In this week’s lesson, we explored the details of the eruption of Vesuvius on 24th and 25th August, 79 AD through the eyes of Pliny the Younger, who left us a very detailed and vivid eye-witness account. This account has enabled archaeologists and scientists to better understand both this particular eruption and many others. We…

A Shark in a Roof and a Poet on a Wall: Interpreting the Past

In our lesson this week, we started by looking at some photographs of modern day Oxford, and asking you what you thought an archaeologist from the future might make of them? We all know that one picture shows tourists taking a group photograph, and that another shows the university traditions of graduating and celebrating a…

What’s in the Jars?

For our next lesson, we looked at an area of the Palace at Knossos which appeared on the site map as lots of very long, very narrow rooms. There were various interesting guesses from the groups about what these rooms might be for. Suggestions included a gallery or slave rooms. In fact, these were storage…

Piecing Together the Palace

In this week’s lessons, we have been exploring the challenges of reconstructing the past from fragments of archaeological evidence. We looked at some of the striking reconstructions of the palace at Knossos which Sir Arthur Evans undertook; these have been a big part of what has made visiting and viewing the ancient site so alluring…

Minoan artefact stories

After introducing you to five Minoan artefacts in our last lesson, I set you all a homework challenge of creating a story based around one of the artefacts below: an octopus jar, a vase with a harvest scene, the famous and mysterious Phaistos disk, a sistron and a model of a snake goddess. Below are…

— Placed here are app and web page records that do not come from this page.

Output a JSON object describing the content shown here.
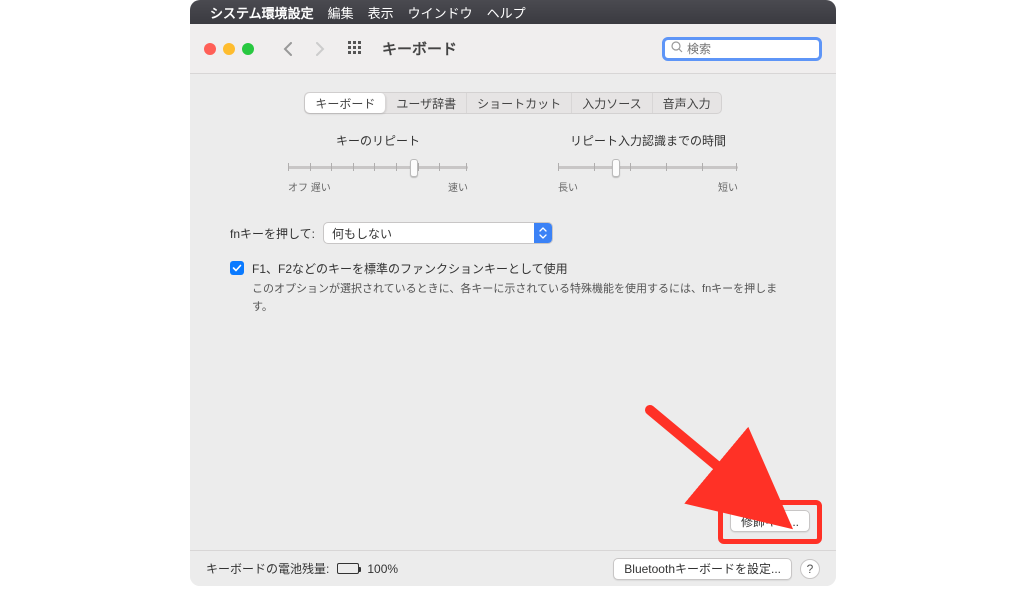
{
  "menubar": {
    "app_name": "システム環境設定",
    "items": [
      "編集",
      "表示",
      "ウインドウ",
      "ヘルプ"
    ]
  },
  "toolbar": {
    "title": "キーボード",
    "search_placeholder": "検索"
  },
  "tabs": [
    "キーボード",
    "ユーザ辞書",
    "ショートカット",
    "入力ソース",
    "音声入力"
  ],
  "slider_repeat": {
    "label": "キーのリピート",
    "left1": "オフ",
    "left2": "遅い",
    "right": "速い",
    "position_pct": 68
  },
  "slider_delay": {
    "label": "リピート入力認識までの時間",
    "left": "長い",
    "right": "短い",
    "position_pct": 30
  },
  "fn_row": {
    "label": "fnキーを押して:",
    "value": "何もしない"
  },
  "checkbox1": {
    "label": "F1、F2などのキーを標準のファンクションキーとして使用",
    "desc": "このオプションが選択されているときに、各キーに示されている特殊機能を使用するには、fnキーを押します。"
  },
  "mod_button": "修飾キー...",
  "footer": {
    "battery_label": "キーボードの電池残量:",
    "battery_pct": "100%",
    "bt_button": "Bluetoothキーボードを設定..."
  }
}
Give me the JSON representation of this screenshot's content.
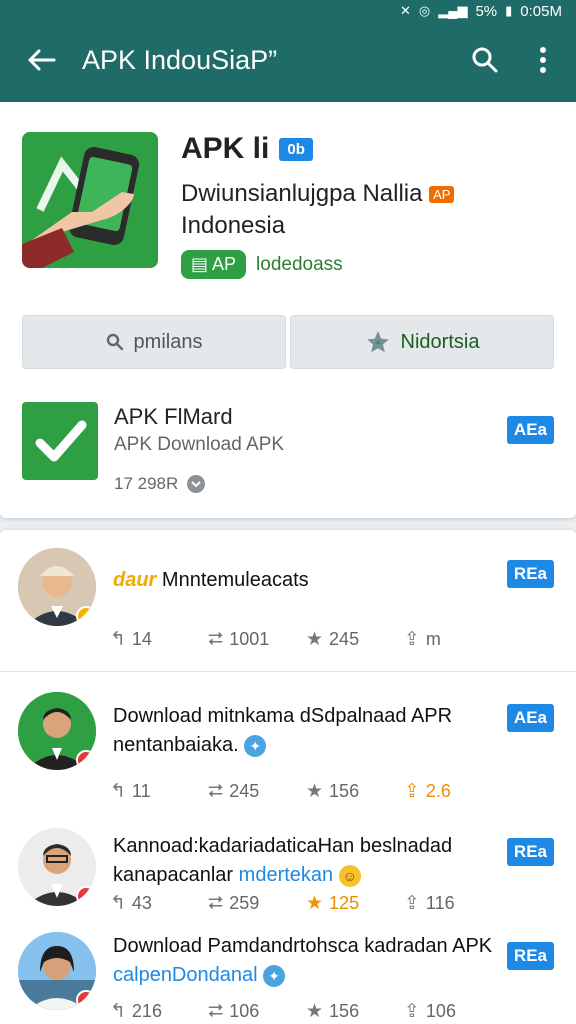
{
  "status_bar": {
    "battery": "5%",
    "time": "0:05M"
  },
  "app_bar": {
    "title": "APK IndouSiaP”"
  },
  "app": {
    "title": "APK li",
    "tag": "0b",
    "subtitle_line1": "Dwiunsianlujgpa Nallia",
    "subtitle_tag": "AP",
    "subtitle_line2": "Indonesia",
    "pill_label": "AP",
    "pill_text": "lodedoass",
    "button_left": "pmilans",
    "button_right": "Nidortsia"
  },
  "download_row": {
    "title": "APK FlMard",
    "subtitle": "APK Download APK",
    "meta": "17 298R",
    "read_label": "AEa"
  },
  "posts": [
    {
      "text": "Mnntemuleacats",
      "overlay": "daur",
      "read_label": "REa",
      "stats": [
        "14",
        "1001",
        "245",
        "m"
      ],
      "highlight": -1
    },
    {
      "text": "Download mitnkama dSdpalnaad APR",
      "text2": "nentanbaiaka.",
      "read_label": "AEa",
      "stats": [
        "11",
        "245",
        "156",
        "2.6"
      ],
      "highlight": 3
    },
    {
      "text": "Kannoad:kadariadaticaHan beslnadad",
      "text2": "kanapacanlar",
      "text2_accent": "mdertekan",
      "read_label": "REa",
      "stats": [
        "43",
        "259",
        "125",
        "116"
      ],
      "highlight": 2
    },
    {
      "text": "Download Pamdandrtohsca kadradan APK",
      "text2": "calpenDondanal",
      "read_label": "REa",
      "stats": [
        "216",
        "106",
        "156",
        "106"
      ],
      "highlight": -1
    }
  ],
  "colors": {
    "appbar": "#1f6b68",
    "accent": "#1e88e5",
    "green": "#2ea043",
    "orange": "#ef8c00"
  }
}
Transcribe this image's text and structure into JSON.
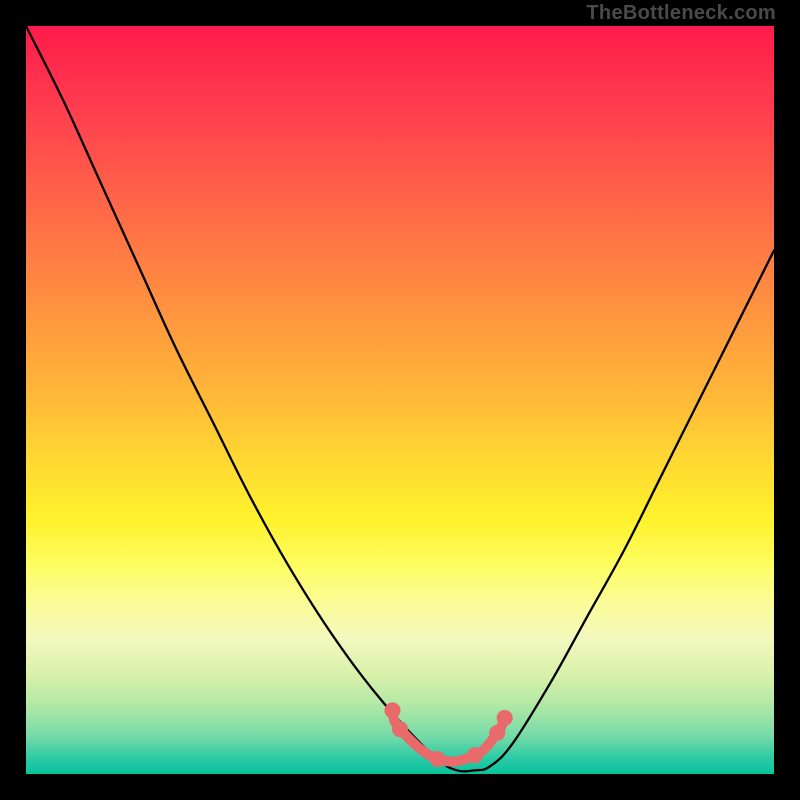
{
  "watermark": "TheBottleneck.com",
  "chart_data": {
    "type": "line",
    "title": "",
    "xlabel": "",
    "ylabel": "",
    "xlim": [
      0,
      1
    ],
    "ylim": [
      0,
      1
    ],
    "grid": false,
    "legend": false,
    "background_gradient": [
      "#ff1a4b",
      "#ff9a3e",
      "#fff22c",
      "#06c49c"
    ],
    "series": [
      {
        "name": "curve",
        "color": "#000000",
        "x": [
          0.0,
          0.05,
          0.1,
          0.15,
          0.2,
          0.25,
          0.3,
          0.35,
          0.4,
          0.45,
          0.5,
          0.55,
          0.576,
          0.6,
          0.62,
          0.65,
          0.7,
          0.75,
          0.8,
          0.85,
          0.9,
          0.95,
          1.0
        ],
        "y": [
          1.0,
          0.9,
          0.79,
          0.68,
          0.57,
          0.47,
          0.37,
          0.28,
          0.2,
          0.13,
          0.07,
          0.02,
          0.005,
          0.005,
          0.01,
          0.04,
          0.12,
          0.21,
          0.3,
          0.4,
          0.5,
          0.6,
          0.7
        ]
      }
    ],
    "markers": {
      "name": "highlight-points",
      "color": "#e86a6a",
      "x": [
        0.49,
        0.5,
        0.55,
        0.6,
        0.63,
        0.64
      ],
      "y": [
        0.085,
        0.06,
        0.02,
        0.025,
        0.055,
        0.075
      ]
    }
  }
}
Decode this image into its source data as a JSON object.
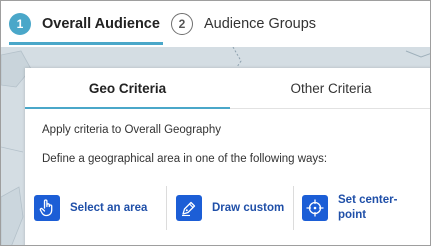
{
  "steps": [
    {
      "number": "1",
      "label": "Overall Audience",
      "active": true
    },
    {
      "number": "2",
      "label": "Audience Groups",
      "active": false
    }
  ],
  "panel": {
    "tabs": [
      {
        "label": "Geo Criteria",
        "active": true
      },
      {
        "label": "Other Criteria",
        "active": false
      }
    ],
    "info_line_1": "Apply criteria to Overall Geography",
    "info_line_2": "Define a geographical area in one of the following ways:",
    "options": [
      {
        "label": "Select an area",
        "icon": "hand-pointer-icon"
      },
      {
        "label": "Draw custom",
        "icon": "pen-icon"
      },
      {
        "label": "Set center-point",
        "icon": "crosshair-icon"
      }
    ]
  },
  "colors": {
    "accent": "#4aa7c9",
    "option_icon_bg": "#1c5ed6",
    "option_label": "#1f4fa8",
    "map_bg": "#d4dde3"
  }
}
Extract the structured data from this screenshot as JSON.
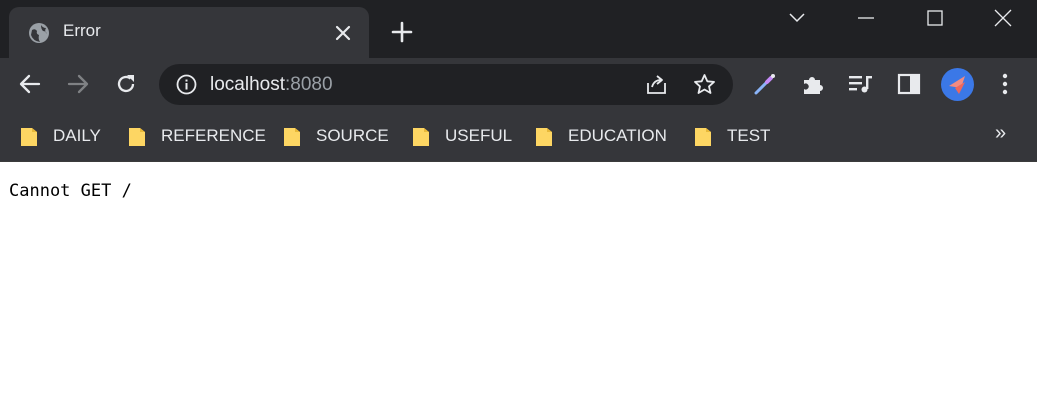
{
  "tab": {
    "title": "Error"
  },
  "omnibox": {
    "host": "localhost",
    "port": ":8080"
  },
  "bookmarks": [
    {
      "label": "DAILY"
    },
    {
      "label": "REFERENCE"
    },
    {
      "label": "SOURCE"
    },
    {
      "label": "USEFUL"
    },
    {
      "label": "EDUCATION"
    },
    {
      "label": "TEST"
    }
  ],
  "bookmarks_overflow": "»",
  "page": {
    "body_text": "Cannot GET /"
  },
  "colors": {
    "frame": "#202124",
    "toolbar": "#35363a",
    "folder": "#fdd663",
    "avatar": "#3b78e7"
  },
  "icons": [
    "globe-icon",
    "close-icon",
    "plus-icon",
    "back-icon",
    "forward-icon",
    "reload-icon",
    "info-icon",
    "share-icon",
    "star-icon",
    "eyedropper-icon",
    "puzzle-icon",
    "media-icon",
    "side-panel-icon",
    "menu-icon",
    "folder-icon"
  ]
}
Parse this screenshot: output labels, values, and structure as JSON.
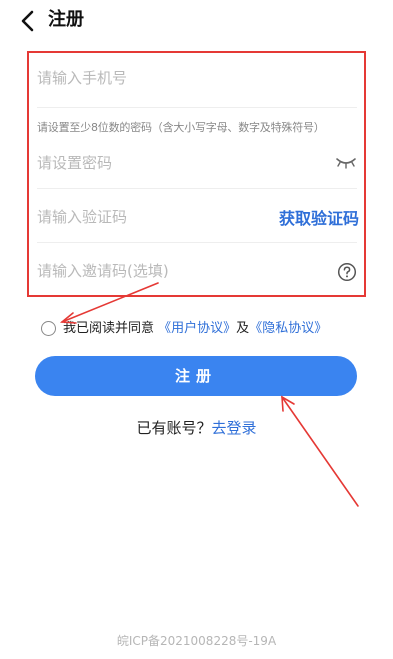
{
  "header": {
    "title": "注册",
    "back_icon": "chevron-left-icon"
  },
  "form": {
    "phone_placeholder": "请输入手机号",
    "password_hint": "请设置至少8位数的密码（含大小写字母、数字及特殊符号）",
    "password_placeholder": "请设置密码",
    "password_eye_icon": "eye-closed-icon",
    "code_placeholder": "请输入验证码",
    "get_code_label": "获取验证码",
    "invite_placeholder": "请输入邀请码(选填)",
    "invite_help_icon": "question-circle-icon"
  },
  "agreement": {
    "text": "我已阅读并同意",
    "user_agreement": "《用户协议》",
    "and": "及",
    "privacy_agreement": "《隐私协议》",
    "checked": false
  },
  "register_button": "注册",
  "login": {
    "prompt": "已有账号？",
    "link": "去登录"
  },
  "footer": "皖ICP备2021008228号-19A",
  "annotation_color": "#e53935",
  "accent_color": "#3a84f0"
}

Introducing the Labyrinth!

We started last week’s lessons by discussing what a labyrinth was and where the idea of a labyrinth originated – the story Theseus, the Minotaur, Ariadne, and Daedalus’ dark and complicated maze. Arthur Evans had long been obsessed with finding the civilisation behind the labyrinth story; when he uncovered the remains of a vast palace…

Building Characters and Drawing Techniques

Yesterday, both classes got started on the process of starting to imagine their characters and build their story lines. For homework, I had asked everyone to choose a character (or characters) that you would like to base a graphic novel around if you were writing your own novel. I asked you to imagine what they…

Reinventing Greek Myth: Circe and Ulysses 31

In today’s lesson, we explored reinventing Greek myths through two very different adaptations. I asked you to read two pages from Madeline Miller’s novel, Circe, which tells the story of the witch Circe, who famously appears in Homer’s Odyssey. In the Odyssey, Circe is a relatively minor character. She is the daughter of the sun…

New Greek Monsters Gallery!

Thank you for all your inventive, exciting, frightening and downright disturbing Greek-style monsters! I really enjoyed them all, and hope you will enjoy exploring them too in this online gallery. As well as all these great portraits, we have some monsters who were described instead of drawn. The Hellagonatanies by Drew “are ancient creatures that…

Oceanus, Tethys and 3000 Oceanids

In this week’s lessons, we started by reading some pages from the “Understanding Comics” book by Scott McCloud, which explored some of the theories behind why comic art is so appealing. We discussed some of the ideas that you discovered, such as the concept that simplified drawings are more easy to identify with than ones with…